● **WHAT NEEDS TO BE DONE**: What you return must match the records exactly, except that the pictures are gone.

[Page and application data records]
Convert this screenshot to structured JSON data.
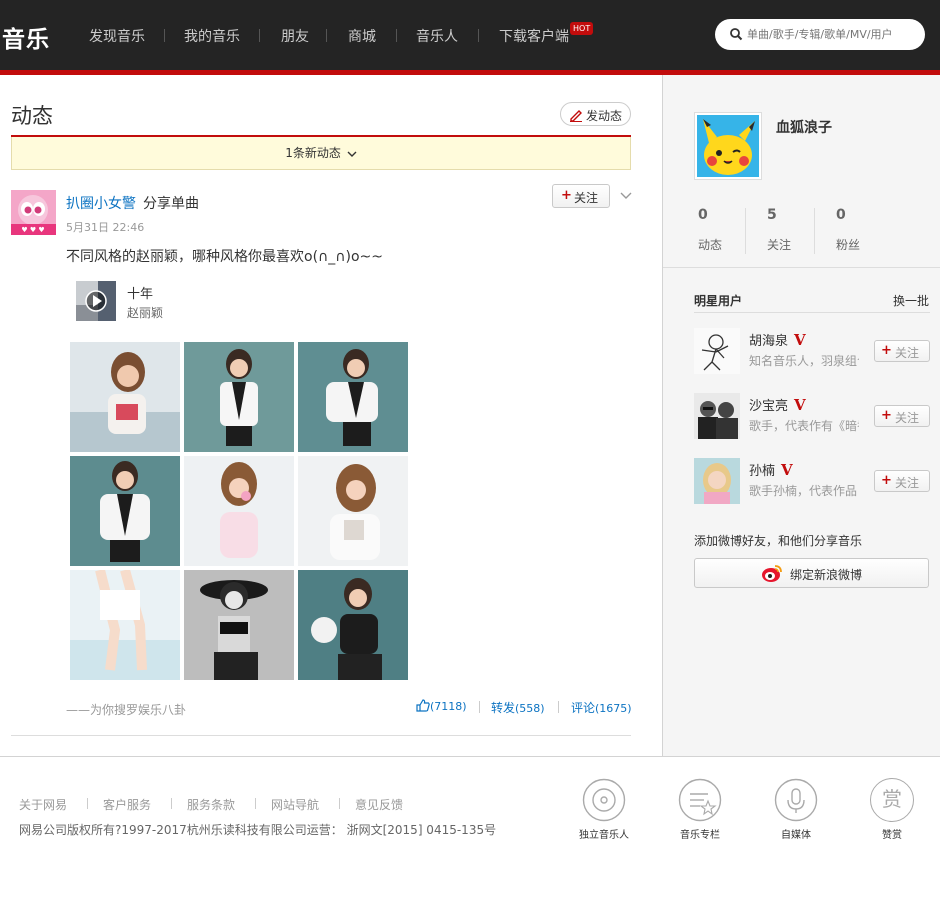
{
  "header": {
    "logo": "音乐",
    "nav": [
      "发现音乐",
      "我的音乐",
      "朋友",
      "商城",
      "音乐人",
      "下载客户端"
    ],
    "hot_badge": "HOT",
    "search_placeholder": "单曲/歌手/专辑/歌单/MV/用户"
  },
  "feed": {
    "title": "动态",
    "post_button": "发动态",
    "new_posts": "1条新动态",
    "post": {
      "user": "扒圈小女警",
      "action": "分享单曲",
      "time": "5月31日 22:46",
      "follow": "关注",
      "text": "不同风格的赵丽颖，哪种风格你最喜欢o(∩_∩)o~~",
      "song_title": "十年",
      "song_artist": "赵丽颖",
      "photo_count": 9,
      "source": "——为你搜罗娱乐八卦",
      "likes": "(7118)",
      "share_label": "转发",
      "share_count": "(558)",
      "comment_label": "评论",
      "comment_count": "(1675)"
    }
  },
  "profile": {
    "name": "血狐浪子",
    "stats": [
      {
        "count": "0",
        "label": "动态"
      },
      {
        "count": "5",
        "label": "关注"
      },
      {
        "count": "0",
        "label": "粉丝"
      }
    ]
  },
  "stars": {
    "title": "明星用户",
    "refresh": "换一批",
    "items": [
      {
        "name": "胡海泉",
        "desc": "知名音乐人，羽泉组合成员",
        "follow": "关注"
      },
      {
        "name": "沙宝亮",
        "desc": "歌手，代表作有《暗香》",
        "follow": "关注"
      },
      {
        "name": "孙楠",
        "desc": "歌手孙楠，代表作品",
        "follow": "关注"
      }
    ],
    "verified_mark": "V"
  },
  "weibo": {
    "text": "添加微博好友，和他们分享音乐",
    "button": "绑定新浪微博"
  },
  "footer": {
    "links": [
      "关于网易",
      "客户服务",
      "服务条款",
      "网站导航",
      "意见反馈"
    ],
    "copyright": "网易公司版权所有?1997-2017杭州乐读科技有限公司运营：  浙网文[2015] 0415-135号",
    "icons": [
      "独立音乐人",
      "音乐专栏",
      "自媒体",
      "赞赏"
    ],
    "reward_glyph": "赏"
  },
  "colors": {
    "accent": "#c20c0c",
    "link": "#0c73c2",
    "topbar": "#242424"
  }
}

● **EXERCISE OUTPUT**:
Convert this screenshot to structured JSON data.
{
  "header": {
    "logo": "音乐",
    "nav": [
      "发现音乐",
      "我的音乐",
      "朋友",
      "商城",
      "音乐人",
      "下载客户端"
    ],
    "hot_badge": "HOT",
    "search_placeholder": "单曲/歌手/专辑/歌单/MV/用户"
  },
  "feed": {
    "title": "动态",
    "post_button": "发动态",
    "new_posts": "1条新动态",
    "post": {
      "user": "扒圈小女警",
      "action": "分享单曲",
      "time": "5月31日 22:46",
      "follow": "关注",
      "text": "不同风格的赵丽颖，哪种风格你最喜欢o(∩_∩)o~~",
      "song_title": "十年",
      "song_artist": "赵丽颖",
      "photo_count": 9,
      "source": "——为你搜罗娱乐八卦",
      "likes": "(7118)",
      "share_label": "转发",
      "share_count": "(558)",
      "comment_label": "评论",
      "comment_count": "(1675)"
    }
  },
  "profile": {
    "name": "血狐浪子",
    "stats": [
      {
        "count": "0",
        "label": "动态"
      },
      {
        "count": "5",
        "label": "关注"
      },
      {
        "count": "0",
        "label": "粉丝"
      }
    ]
  },
  "stars": {
    "title": "明星用户",
    "refresh": "换一批",
    "items": [
      {
        "name": "胡海泉",
        "desc": "知名音乐人，羽泉组合成员",
        "follow": "关注"
      },
      {
        "name": "沙宝亮",
        "desc": "歌手，代表作有《暗香》",
        "follow": "关注"
      },
      {
        "name": "孙楠",
        "desc": "歌手孙楠，代表作品",
        "follow": "关注"
      }
    ],
    "verified_mark": "V"
  },
  "weibo": {
    "text": "添加微博好友，和他们分享音乐",
    "button": "绑定新浪微博"
  },
  "footer": {
    "links": [
      "关于网易",
      "客户服务",
      "服务条款",
      "网站导航",
      "意见反馈"
    ],
    "copyright": "网易公司版权所有?1997-2017杭州乐读科技有限公司运营：  浙网文[2015] 0415-135号",
    "icons": [
      "独立音乐人",
      "音乐专栏",
      "自媒体",
      "赞赏"
    ],
    "reward_glyph": "赏"
  },
  "colors": {
    "accent": "#c20c0c",
    "link": "#0c73c2",
    "topbar": "#242424"
  }
}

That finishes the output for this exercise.